There's no EDMX designer support for EF Core. Code first is possible but why would you doodle about like that when the database almost certainly already exists, and even if it doesn't SQL Management Studio has a designer. Not a very good one, to be sure, but it's better than no designer.
Why am I so keen for MSSQL when SQLite is ready to go out of the box? My current project is a NoSQL document database affair. The cool kids will be excitedly chanting "Mongo" but Microsoft has a smackdown answer: FTI. Look it up.
- Ensure you have the 2.0 SDK
- Install these packages. Versions are explicit. This is necessary.

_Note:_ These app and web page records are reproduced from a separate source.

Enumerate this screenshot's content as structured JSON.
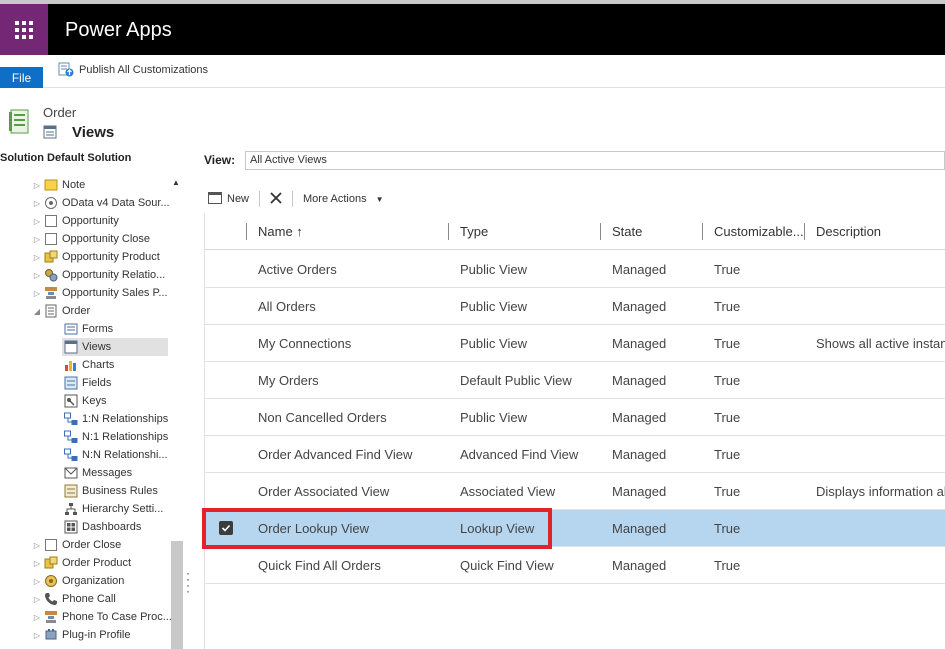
{
  "app": {
    "title": "Power Apps"
  },
  "command_bar": {
    "file_label": "File",
    "publish_label": "Publish All Customizations"
  },
  "entity": {
    "name": "Order",
    "page_title": "Views"
  },
  "solution": {
    "label": "Solution Default Solution"
  },
  "tree": {
    "items": [
      {
        "label": "Note",
        "icon": "note-icon"
      },
      {
        "label": "OData v4 Data Sour...",
        "icon": "odata-icon"
      },
      {
        "label": "Opportunity",
        "icon": "entity-icon"
      },
      {
        "label": "Opportunity Close",
        "icon": "entity-icon"
      },
      {
        "label": "Opportunity Product",
        "icon": "product-icon"
      },
      {
        "label": "Opportunity Relatio...",
        "icon": "relationship-entity-icon"
      },
      {
        "label": "Opportunity Sales P...",
        "icon": "sales-process-icon"
      },
      {
        "label": "Order",
        "icon": "order-icon"
      },
      {
        "label": "Forms",
        "icon": "forms-icon"
      },
      {
        "label": "Views",
        "icon": "views-icon"
      },
      {
        "label": "Charts",
        "icon": "charts-icon"
      },
      {
        "label": "Fields",
        "icon": "fields-icon"
      },
      {
        "label": "Keys",
        "icon": "keys-icon"
      },
      {
        "label": "1:N Relationships",
        "icon": "relationship-icon"
      },
      {
        "label": "N:1 Relationships",
        "icon": "relationship-icon"
      },
      {
        "label": "N:N Relationshi...",
        "icon": "relationship-icon"
      },
      {
        "label": "Messages",
        "icon": "messages-icon"
      },
      {
        "label": "Business Rules",
        "icon": "business-rules-icon"
      },
      {
        "label": "Hierarchy Setti...",
        "icon": "hierarchy-icon"
      },
      {
        "label": "Dashboards",
        "icon": "dashboards-icon"
      },
      {
        "label": "Order Close",
        "icon": "entity-icon"
      },
      {
        "label": "Order Product",
        "icon": "product-icon"
      },
      {
        "label": "Organization",
        "icon": "organization-icon"
      },
      {
        "label": "Phone Call",
        "icon": "phone-icon"
      },
      {
        "label": "Phone To Case Proc...",
        "icon": "sales-process-icon"
      },
      {
        "label": "Plug-in Profile",
        "icon": "plugin-icon"
      }
    ]
  },
  "view_selector": {
    "label": "View:",
    "value": "All Active Views"
  },
  "toolbar": {
    "new_label": "New",
    "more_actions_label": "More Actions"
  },
  "grid": {
    "columns": [
      "Name ↑",
      "Type",
      "State",
      "Customizable...",
      "Description"
    ],
    "rows": [
      {
        "name": "Active Orders",
        "type": "Public View",
        "state": "Managed",
        "customizable": "True",
        "description": ""
      },
      {
        "name": "All Orders",
        "type": "Public View",
        "state": "Managed",
        "customizable": "True",
        "description": ""
      },
      {
        "name": "My Connections",
        "type": "Public View",
        "state": "Managed",
        "customizable": "True",
        "description": "Shows all active instanc"
      },
      {
        "name": "My Orders",
        "type": "Default Public View",
        "state": "Managed",
        "customizable": "True",
        "description": ""
      },
      {
        "name": "Non Cancelled Orders",
        "type": "Public View",
        "state": "Managed",
        "customizable": "True",
        "description": ""
      },
      {
        "name": "Order Advanced Find View",
        "type": "Advanced Find View",
        "state": "Managed",
        "customizable": "True",
        "description": ""
      },
      {
        "name": "Order Associated View",
        "type": "Associated View",
        "state": "Managed",
        "customizable": "True",
        "description": "Displays information ab"
      },
      {
        "name": "Order Lookup View",
        "type": "Lookup View",
        "state": "Managed",
        "customizable": "True",
        "description": ""
      },
      {
        "name": "Quick Find All Orders",
        "type": "Quick Find View",
        "state": "Managed",
        "customizable": "True",
        "description": ""
      }
    ],
    "selected_row": 7
  },
  "colors": {
    "brand": "#742774",
    "file_button": "#0f6fc6",
    "selected_row": "#b6d6ef",
    "highlight": "#e3232b"
  }
}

- dotnet add package Microsoft.EntityFrameworkCore -v 2.0.0
- dotnet add package Microsoft.EntityFrameworkCore.Design -v 2.0.0
- dotnet add package Microsoft.EntityFrameworkCore.SqlServer -v 2.0.0
- dotnet add package Microsoft.EntityFrameworkCore.Tools.DotNet -v 2.0.0
- Then you have to manually hack the CSPROJ file of your project. If you already have an item group containing a
DotNetCliToolReferencejust add this reference to it.
<DotNetCliToolReference Include="Microsoft.EntityFrameworkCore.Tools.DotNet" Version="2.0.0" />
dotnet ef dbcontext scaffold -o Models -f -c FooDbContext "server=localhost;database=foo;Integrated Security=True;" Microsoft.EntityFrameworkCore.SqlServer
Specifying integrated security is necessary. For some reason it isn't the default. The
-o Models clause is optional and indicates that the created file should be place in
-f option means force, causing replacement of any existing file in the event of a name collision, and finally
-c FooDbContext means the generated context file should be named
FooDbContext.cs. Finally we have a connection string and a provider name.
Specifying a folder with the
-o foldername option is a good idea because in addition to the database context class, the model you are generating will contain a class for every table in your schema. The folder will be created if it doesn't already exist.
This will leave you with an embedded connection string; moving it to your configuration file is a separate problem.
At the time of writing (end of 2017) putting a connection string into your app entails an entry in appsettings.json. The ConnectionStrings object should be a child of the root, and its properties are your connection strings. Here I have only one entry, mysteriously named DefaultConnection. which connects to the database foo served by a default instance of SQL Server, running on the local machine. As mentioned above integrated security is in use, so there is no need to embed credentials into the connection string, but it is necessary to specify a trusted connection.